Minnesota became the 23rd state to legalize recreational marijuana on August 1, 2023. While legalization has received considerable publicity, an aspect that flew under the radar was the impact on employee drug testing. Here’s what you as a business owner need to know when hiring and testing applicants.

As of August 1, Minnesota employers may not:

  • Refuse to hire a job applicant based on an applicant’s use of cannabis products while off the employer’s premises during nonworking hours;
  • Request or require a job applicant to undergo testing solely for the purpose of determining the presence or absence thereof as a condition of employment;
  • Refuse to hire a job applicant solely based on a positive result for cannabis (unless required by state or federal law—for example, safety-sensitive positions);
  • Request or require a job applicant to undergo cannabis testing on an arbitrary or capricious basis; and
  • Withdraw an offer to a job applicant whose offer was contingent on passing a cannabis test, without a verification of a 2nd positive result from a confirmatory test (only for applicants of certain positions).

Employers may:

  • Request a cannabis test only after the employer has provided an appropriate form detailing the cannabis testing policy;
  • Request or require cannabis testing for a job applicant in the following instances:
    • After an employer presents the employee or job applicant with a form detailing the cannabis testing policy—as with drug and alcohol testing policy requirements;
  • If the employee or job applicant is or will be working in one of the positions specified by statute (including but not limited to safety-sensitive positions, peace officer positions, and several others); and
  • If an employer has reasonable suspicion that the employee is under the influence of drugs or alcohol, violated the employer’s written work rules prohibiting such use, sustained a personal injury or has caused another employee to sustain a personal injury; or caused a work-related accident or was operating or helping to operate machinery, equipment, or vehicles involved in a work-related accident.


Cannabis testing should be completed at a National Institute on Drug Abuse certified testing laboratory.

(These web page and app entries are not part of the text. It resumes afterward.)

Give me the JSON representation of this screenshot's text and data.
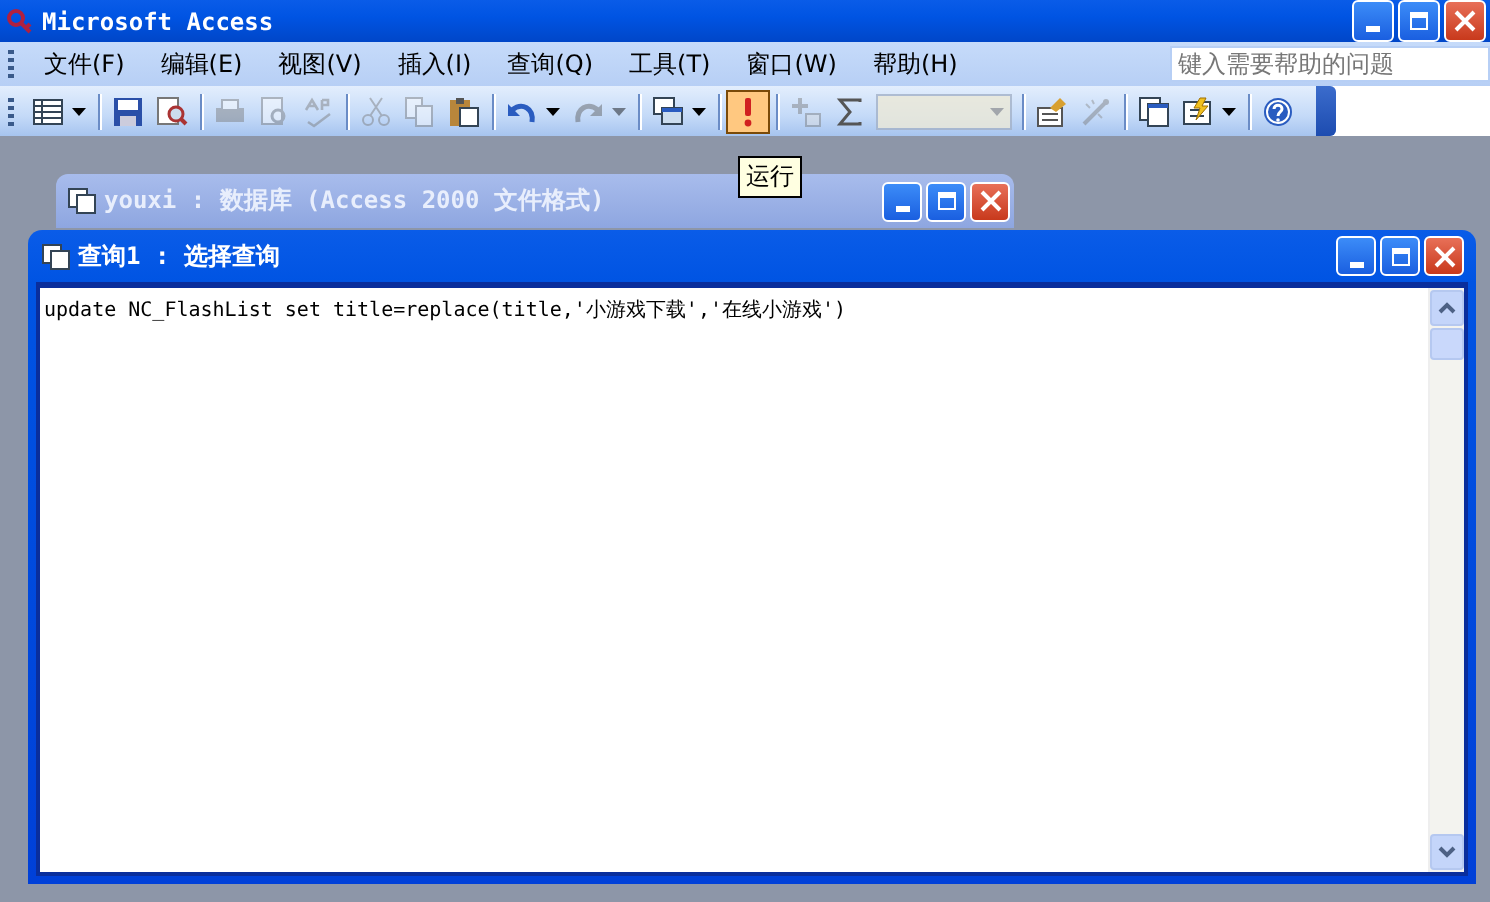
{
  "window": {
    "title": "Microsoft Access"
  },
  "menu": [
    {
      "label": "文件(F)"
    },
    {
      "label": "编辑(E)"
    },
    {
      "label": "视图(V)"
    },
    {
      "label": "插入(I)"
    },
    {
      "label": "查询(Q)"
    },
    {
      "label": "工具(T)"
    },
    {
      "label": "窗口(W)"
    },
    {
      "label": "帮助(H)"
    }
  ],
  "help_box": {
    "placeholder": "键入需要帮助的问题"
  },
  "toolbar": [
    {
      "items": [
        {
          "kind": "table",
          "disabled": false,
          "pressed": false,
          "dropdown": true
        }
      ]
    },
    {
      "items": [
        {
          "kind": "save",
          "disabled": false,
          "pressed": false,
          "dropdown": false
        },
        {
          "kind": "search",
          "disabled": false,
          "pressed": false,
          "dropdown": false
        }
      ]
    },
    {
      "items": [
        {
          "kind": "print",
          "disabled": true,
          "pressed": false,
          "dropdown": false
        },
        {
          "kind": "preview",
          "disabled": true,
          "pressed": false,
          "dropdown": false
        },
        {
          "kind": "spelling",
          "disabled": true,
          "pressed": false,
          "dropdown": false
        }
      ]
    },
    {
      "items": [
        {
          "kind": "cut",
          "disabled": true,
          "pressed": false,
          "dropdown": false
        },
        {
          "kind": "copy",
          "disabled": true,
          "pressed": false,
          "dropdown": false
        },
        {
          "kind": "paste",
          "disabled": false,
          "pressed": false,
          "dropdown": false
        }
      ]
    },
    {
      "items": [
        {
          "kind": "undo",
          "disabled": false,
          "pressed": false,
          "dropdown": true
        },
        {
          "kind": "redo",
          "disabled": true,
          "pressed": false,
          "dropdown": true
        }
      ]
    },
    {
      "items": [
        {
          "kind": "query-type",
          "disabled": false,
          "pressed": false,
          "dropdown": true
        }
      ]
    },
    {
      "items": [
        {
          "kind": "run",
          "disabled": false,
          "pressed": true,
          "dropdown": false
        }
      ]
    },
    {
      "items": [
        {
          "kind": "show-table",
          "disabled": true,
          "pressed": false,
          "dropdown": false
        },
        {
          "kind": "totals",
          "disabled": false,
          "pressed": false,
          "dropdown": false
        },
        {
          "kind": "combo",
          "disabled": true,
          "pressed": false,
          "dropdown": true
        }
      ]
    },
    {
      "items": [
        {
          "kind": "properties",
          "disabled": false,
          "pressed": false,
          "dropdown": false
        },
        {
          "kind": "builder",
          "disabled": true,
          "pressed": false,
          "dropdown": false
        }
      ]
    },
    {
      "items": [
        {
          "kind": "database-window",
          "disabled": false,
          "pressed": false,
          "dropdown": false
        },
        {
          "kind": "new-object",
          "disabled": false,
          "pressed": false,
          "dropdown": true
        }
      ]
    },
    {
      "items": [
        {
          "kind": "help",
          "disabled": false,
          "pressed": false,
          "dropdown": false
        }
      ]
    }
  ],
  "tooltip": {
    "text": "运行"
  },
  "database_window": {
    "title": "youxi : 数据库 (Access 2000 文件格式)",
    "active": false
  },
  "query_window": {
    "title": "查询1 : 选择查询",
    "active": true,
    "sql": "update NC_FlashList set title=replace(title,'小游戏下载','在线小游戏')"
  }
}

Employers cannot conduct cannabis testing of their own employees or job applicants at a laboratory owned and operated by the employer.

What to do?

Update your written drug and alcohol testing policy by explicitly including cannabis in your drug and alcohol testing policy.

Prepare a form detailing cannabis testing to share with job applicants and employees.

If you have any questions about marijuana testing, contact us at (763) 582-1414. We will continue to update you as the Office of Cannabis Management provides additional guidelines in 2024.